Task data START

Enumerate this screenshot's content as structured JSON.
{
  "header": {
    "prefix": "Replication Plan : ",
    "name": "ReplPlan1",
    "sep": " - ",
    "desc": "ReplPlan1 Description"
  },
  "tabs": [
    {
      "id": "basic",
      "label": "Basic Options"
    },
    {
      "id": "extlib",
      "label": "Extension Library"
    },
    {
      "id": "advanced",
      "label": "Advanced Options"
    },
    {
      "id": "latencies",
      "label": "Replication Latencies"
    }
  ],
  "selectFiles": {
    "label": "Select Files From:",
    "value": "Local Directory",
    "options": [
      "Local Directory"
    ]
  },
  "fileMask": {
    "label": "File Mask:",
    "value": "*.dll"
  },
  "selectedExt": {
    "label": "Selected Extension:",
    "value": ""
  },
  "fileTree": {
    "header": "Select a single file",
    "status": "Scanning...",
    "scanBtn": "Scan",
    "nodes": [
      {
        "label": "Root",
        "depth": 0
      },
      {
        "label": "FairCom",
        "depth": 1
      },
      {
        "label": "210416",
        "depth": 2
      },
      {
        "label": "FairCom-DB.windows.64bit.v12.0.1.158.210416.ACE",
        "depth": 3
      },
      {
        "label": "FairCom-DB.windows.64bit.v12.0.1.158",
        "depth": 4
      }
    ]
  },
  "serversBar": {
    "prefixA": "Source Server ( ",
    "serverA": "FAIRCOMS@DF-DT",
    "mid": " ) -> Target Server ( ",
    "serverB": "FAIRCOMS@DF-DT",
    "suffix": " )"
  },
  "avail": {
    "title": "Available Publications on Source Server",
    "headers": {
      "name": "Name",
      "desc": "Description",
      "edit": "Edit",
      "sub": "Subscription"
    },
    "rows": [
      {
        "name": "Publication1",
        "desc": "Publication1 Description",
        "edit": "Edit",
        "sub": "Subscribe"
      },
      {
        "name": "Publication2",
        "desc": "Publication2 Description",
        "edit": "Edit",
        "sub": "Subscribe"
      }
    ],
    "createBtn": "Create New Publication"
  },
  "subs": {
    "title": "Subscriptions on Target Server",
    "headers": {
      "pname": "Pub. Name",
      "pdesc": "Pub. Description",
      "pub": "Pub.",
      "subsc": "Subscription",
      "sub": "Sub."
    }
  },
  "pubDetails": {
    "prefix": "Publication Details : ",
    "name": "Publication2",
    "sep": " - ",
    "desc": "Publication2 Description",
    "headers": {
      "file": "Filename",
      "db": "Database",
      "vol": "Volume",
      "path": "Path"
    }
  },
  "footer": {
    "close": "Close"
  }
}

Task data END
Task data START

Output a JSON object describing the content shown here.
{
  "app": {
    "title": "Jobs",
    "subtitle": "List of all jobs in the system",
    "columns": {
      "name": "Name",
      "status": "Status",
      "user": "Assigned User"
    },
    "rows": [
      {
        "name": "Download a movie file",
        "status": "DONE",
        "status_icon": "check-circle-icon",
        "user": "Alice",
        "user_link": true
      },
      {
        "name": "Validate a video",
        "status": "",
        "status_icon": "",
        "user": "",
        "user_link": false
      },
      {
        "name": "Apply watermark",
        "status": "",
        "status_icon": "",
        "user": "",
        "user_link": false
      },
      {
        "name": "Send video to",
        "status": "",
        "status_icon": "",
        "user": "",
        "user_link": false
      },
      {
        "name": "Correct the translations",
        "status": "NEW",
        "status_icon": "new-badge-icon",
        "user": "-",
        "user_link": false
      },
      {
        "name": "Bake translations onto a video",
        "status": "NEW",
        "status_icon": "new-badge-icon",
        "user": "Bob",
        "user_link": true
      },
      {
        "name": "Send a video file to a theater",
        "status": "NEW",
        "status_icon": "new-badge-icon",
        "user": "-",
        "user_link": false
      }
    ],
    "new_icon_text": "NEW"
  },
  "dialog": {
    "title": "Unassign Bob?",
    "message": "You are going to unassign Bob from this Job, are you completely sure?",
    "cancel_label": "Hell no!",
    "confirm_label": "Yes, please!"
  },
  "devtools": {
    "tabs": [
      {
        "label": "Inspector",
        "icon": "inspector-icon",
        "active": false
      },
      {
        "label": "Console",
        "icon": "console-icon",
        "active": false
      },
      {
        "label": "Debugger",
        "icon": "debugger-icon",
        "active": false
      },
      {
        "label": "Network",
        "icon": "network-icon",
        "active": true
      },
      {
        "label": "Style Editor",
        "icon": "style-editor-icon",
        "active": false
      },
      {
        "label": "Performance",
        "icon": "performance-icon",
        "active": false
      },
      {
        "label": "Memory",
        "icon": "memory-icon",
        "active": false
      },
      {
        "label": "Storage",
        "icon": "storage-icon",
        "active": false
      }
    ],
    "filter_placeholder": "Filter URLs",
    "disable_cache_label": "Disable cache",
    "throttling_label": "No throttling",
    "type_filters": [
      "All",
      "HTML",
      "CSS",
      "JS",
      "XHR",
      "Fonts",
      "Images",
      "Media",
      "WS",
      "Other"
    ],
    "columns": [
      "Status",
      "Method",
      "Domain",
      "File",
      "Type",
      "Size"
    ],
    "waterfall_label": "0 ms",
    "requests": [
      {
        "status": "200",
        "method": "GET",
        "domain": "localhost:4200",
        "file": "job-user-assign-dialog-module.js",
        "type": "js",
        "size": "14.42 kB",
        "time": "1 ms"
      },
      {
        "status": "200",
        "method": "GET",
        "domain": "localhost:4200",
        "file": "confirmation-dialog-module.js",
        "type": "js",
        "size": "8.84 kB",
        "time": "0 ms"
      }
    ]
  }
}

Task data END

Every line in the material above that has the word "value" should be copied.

    "value": "Local Directory",
    "value": "*.dll"
    "value": ""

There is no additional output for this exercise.